This compelling and engaging history of the Arab-Israeli conflict is seen through three pairs of eyes — the eyes of a European Zionist, the eyes of a Jew from the Middle East, and the eyes of an Arab leader, scion of a family that held positions of leadership for centuries.
Why 1913? Because 1913 is the year that everything went wrong. There are academic arguments as to when the Arab-Israeli conflict actually began, but Marcus, a Pulitzer prize-winning former Wall Street Journal correspondent, suggests that this year, 1913, when the Zionist Congress pursued the idea of building the future state with Hebrew labor and not Arab labor was when the conflict began to percolate. It was during that same year that the Arab Syrian Congress met to declare unity as a response to the encroaching European Zionist movement.

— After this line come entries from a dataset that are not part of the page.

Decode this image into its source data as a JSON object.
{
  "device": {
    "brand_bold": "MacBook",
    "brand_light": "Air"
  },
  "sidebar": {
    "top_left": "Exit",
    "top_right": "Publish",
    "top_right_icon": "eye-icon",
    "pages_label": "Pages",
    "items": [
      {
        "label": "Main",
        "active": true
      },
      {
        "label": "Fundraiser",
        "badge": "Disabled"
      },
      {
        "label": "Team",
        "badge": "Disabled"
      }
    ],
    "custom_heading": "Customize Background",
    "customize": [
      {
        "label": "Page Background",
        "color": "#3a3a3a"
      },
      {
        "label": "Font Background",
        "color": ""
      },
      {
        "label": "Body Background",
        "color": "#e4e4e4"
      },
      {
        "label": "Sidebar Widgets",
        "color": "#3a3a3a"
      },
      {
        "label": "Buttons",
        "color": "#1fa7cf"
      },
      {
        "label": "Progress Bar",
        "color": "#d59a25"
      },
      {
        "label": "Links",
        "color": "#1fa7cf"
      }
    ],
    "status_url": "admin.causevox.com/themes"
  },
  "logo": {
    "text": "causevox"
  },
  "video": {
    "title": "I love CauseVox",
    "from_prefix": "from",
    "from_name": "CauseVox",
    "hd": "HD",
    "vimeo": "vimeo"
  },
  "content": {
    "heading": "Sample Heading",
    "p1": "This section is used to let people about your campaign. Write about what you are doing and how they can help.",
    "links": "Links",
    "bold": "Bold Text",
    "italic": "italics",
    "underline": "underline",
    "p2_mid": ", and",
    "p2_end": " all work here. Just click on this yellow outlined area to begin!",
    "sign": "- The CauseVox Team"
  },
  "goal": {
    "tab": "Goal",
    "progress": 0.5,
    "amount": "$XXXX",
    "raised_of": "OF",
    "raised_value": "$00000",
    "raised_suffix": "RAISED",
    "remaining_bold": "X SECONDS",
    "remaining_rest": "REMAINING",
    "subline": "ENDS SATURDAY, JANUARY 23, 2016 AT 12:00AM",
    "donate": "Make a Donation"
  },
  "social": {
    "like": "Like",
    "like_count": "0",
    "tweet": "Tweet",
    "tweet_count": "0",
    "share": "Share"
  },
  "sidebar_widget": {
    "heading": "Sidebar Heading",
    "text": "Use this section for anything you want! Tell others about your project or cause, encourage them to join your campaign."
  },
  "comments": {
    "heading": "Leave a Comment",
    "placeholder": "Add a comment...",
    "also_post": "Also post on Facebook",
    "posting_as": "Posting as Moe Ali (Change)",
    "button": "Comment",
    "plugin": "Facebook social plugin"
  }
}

Initially, the book pays particular attention to the internal conflicts between Jewish leaders as well as to conflicts between Arab leaders. And then the author deftly brings into focus the external conflict between Arabs and Jews.
Marcus reveals great insight into her subject matter, insight not often found in the work of a journalist who came to the region specifically to cover a story. Her perspective is both fresh and cutting.